The emergency room is a place where some health care reform myths come to die. A night spent there is full of valuable lessons about that reform for those whose ears are not plugged with the certainty of unconsidered opinion.
If you really pay attention, the first thing you learn is that most of what you thought you knew about health care cannot stand up to 12 hours of the ER version of reality. If you are lucky, each night just tears holes in what you thought you knew for certain. A really bad night will tear it to shreds.
Think Medicaid moms are all deadbeats living forever off the dole? You will meet some whose only difference from you is that you have a job and they just lost theirs. Think your health insurance should depend on being employed by a company that provides it? Talk to a patient who has lost her job and therefore insurance, then was bankrupted by an illness and lost her home, and then tell me what you think.
Think health insurance should not be a right? Talk to a working family with no health insurance whose child has just been diagnosed with a devastating disease they have no way to afford treating appropriately, and think again. If you don’t think again, your brain is not perfusing, perhaps because your heart is made of stone.
Every patient is a suffering lesson to be learned. The patient with blocked bowels who needs a nasogastric tube placed painfully through the nose and down into the stomach to decompress the heaving digestive system is a reminder that disease, like our health system mess, requires painful remedies that carry their own risks. The only thing worse than fixing the problem is leaving the problem to run its ravaging course, something to remember as we struggle with the pain of fixing a health care system that leaves 45 million of us uninsured and the rest of us insured but unaffordable.
The patient having a heart attack who wants to leave the ER to avoid the cost of being hospitalized is a stark reminder that some patients will sacrifice their health — even their lives — in order to avoid health care costs they cannot afford. The fact he will inevitably return in worse shape is a metaphor for our current health care crisis; if we fail to deal with the mess now we are simply going to have to deal with it in the future when it has caused us even more harm.
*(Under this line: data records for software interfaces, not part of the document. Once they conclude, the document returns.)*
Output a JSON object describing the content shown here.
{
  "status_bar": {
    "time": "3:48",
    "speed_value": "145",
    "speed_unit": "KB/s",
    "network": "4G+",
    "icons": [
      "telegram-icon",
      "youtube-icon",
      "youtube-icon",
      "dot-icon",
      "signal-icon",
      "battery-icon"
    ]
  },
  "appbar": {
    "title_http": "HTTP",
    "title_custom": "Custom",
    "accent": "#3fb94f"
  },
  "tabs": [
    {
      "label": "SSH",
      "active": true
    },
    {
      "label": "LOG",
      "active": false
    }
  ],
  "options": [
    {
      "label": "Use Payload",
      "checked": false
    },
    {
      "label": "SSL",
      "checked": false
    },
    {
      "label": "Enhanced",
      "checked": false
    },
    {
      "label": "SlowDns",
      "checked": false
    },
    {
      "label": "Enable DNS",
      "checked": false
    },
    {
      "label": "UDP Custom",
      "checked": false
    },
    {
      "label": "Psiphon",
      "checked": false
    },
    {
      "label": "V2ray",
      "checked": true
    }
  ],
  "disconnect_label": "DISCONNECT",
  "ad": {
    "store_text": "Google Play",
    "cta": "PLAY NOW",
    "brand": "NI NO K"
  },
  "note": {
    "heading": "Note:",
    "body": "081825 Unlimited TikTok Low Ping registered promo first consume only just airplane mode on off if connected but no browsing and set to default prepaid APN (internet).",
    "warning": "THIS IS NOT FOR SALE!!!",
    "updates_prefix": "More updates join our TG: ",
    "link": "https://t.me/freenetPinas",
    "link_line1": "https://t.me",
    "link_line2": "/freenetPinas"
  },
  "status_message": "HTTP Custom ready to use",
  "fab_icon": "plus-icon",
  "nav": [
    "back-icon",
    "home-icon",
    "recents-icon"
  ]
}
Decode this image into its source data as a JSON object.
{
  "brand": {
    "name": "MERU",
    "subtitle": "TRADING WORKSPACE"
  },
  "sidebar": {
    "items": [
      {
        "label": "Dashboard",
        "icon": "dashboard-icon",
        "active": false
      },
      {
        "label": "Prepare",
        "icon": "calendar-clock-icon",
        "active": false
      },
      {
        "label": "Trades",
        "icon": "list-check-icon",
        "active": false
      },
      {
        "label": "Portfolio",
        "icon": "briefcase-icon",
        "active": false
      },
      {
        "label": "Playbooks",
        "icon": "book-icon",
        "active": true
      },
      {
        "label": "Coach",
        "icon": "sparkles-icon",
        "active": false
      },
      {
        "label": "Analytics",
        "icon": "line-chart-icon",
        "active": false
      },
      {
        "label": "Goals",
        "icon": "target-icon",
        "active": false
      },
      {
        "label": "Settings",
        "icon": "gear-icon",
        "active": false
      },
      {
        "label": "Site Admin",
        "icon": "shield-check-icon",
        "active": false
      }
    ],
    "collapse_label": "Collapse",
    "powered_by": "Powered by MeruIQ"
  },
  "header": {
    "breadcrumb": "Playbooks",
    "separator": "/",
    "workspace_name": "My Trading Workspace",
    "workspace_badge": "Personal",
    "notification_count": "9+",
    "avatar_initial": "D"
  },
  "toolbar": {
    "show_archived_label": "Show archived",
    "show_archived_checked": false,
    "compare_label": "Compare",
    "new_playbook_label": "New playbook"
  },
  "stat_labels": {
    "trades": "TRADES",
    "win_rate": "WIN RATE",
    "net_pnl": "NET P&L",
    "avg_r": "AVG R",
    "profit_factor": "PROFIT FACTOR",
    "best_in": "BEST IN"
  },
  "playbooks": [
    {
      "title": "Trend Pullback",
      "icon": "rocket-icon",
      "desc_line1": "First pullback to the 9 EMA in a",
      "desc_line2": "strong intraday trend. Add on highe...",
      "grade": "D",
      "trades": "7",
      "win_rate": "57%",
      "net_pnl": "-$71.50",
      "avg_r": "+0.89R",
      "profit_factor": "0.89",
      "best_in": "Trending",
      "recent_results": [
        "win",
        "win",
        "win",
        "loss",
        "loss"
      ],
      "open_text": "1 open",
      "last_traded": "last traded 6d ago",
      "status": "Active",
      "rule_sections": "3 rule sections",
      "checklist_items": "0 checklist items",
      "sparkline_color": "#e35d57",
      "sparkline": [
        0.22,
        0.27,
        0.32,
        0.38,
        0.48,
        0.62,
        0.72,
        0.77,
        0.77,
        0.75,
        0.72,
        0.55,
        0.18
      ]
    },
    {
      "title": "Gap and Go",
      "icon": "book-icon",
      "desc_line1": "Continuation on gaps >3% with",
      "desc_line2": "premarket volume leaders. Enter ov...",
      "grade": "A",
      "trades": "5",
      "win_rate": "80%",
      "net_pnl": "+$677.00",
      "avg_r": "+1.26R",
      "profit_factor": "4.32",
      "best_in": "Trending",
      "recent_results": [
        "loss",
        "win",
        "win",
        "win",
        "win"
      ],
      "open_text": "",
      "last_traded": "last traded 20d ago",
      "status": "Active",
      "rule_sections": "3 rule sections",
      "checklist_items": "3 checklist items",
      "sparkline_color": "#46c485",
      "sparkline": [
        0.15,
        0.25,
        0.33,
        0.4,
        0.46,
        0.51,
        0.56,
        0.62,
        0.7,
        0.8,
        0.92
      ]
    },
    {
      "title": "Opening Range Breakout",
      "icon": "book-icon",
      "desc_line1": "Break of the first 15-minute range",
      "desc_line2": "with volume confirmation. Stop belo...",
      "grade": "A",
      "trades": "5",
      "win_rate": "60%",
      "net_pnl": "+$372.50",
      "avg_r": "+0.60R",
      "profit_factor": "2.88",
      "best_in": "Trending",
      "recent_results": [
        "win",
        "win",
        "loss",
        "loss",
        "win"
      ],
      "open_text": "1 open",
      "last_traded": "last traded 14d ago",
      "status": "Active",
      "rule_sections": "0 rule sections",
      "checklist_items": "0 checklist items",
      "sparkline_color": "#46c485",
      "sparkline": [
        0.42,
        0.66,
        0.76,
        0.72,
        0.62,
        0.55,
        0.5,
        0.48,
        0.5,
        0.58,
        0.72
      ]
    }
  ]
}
In the critically ill patient with every physiological system — cardiac, respiratory, neurological, and more — screaming desperately for attention is the reminder that when everything is falling apart, the basics require attention first. For the patient, it is the ABCs of Airway, Breathing, and Circulation, because if you fail to support those things amid the clinical chaos, not much else matters. In health care, it is insurance for all, some measure of cost control and primary and emergency care for every person, because without those things, not much else matters.
In negotiations with the patient over what less expensive, alternative care they can afford to the right care — this antibiotic versus a cheaper one that may not work as well, tooth repair versus tooth removal, good counseling for the anxiety disorder versus coming to the ER repeatedly for panic-generated chest pain — one sees the bizarre bazaar this “free market” health system has become.
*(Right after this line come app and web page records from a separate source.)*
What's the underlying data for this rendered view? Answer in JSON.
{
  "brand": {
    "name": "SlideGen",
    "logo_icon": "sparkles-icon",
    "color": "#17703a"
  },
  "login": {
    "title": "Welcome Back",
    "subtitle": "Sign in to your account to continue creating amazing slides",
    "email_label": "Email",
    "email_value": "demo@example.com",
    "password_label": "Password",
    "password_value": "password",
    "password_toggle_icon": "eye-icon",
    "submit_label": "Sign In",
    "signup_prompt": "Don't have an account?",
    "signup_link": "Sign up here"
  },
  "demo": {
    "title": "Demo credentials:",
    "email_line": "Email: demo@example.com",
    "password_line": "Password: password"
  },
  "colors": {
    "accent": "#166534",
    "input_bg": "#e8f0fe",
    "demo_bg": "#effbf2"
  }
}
And in each case, if one looks past the symptom to the disease, there is evidence of just how sick our health system has become and how much its illness has spread. It is making us ill, as a nation, and in many cases, as individuals. That is the most important take-home lesson from a night on duty in the ER, for it should motivate us all to stick with health reform until we insure every American in an affordable system.
We cannot walk away from the battle this time just because it’s difficult, contentious and tedious, any more than the doc on duty in the ER can walk away because the ER is clinically challenging, physically exhausting and emotionally draining. Health reform, like ER work, is not for weenies.
Erik Steele, D.O., a physician in Bangor, is chief medical officer of Eastern Maine Healthcare Systems and is on the staff of several hospital emergency rooms in the region. He is also the interim CEO at Blue Hill Memorial Hospital.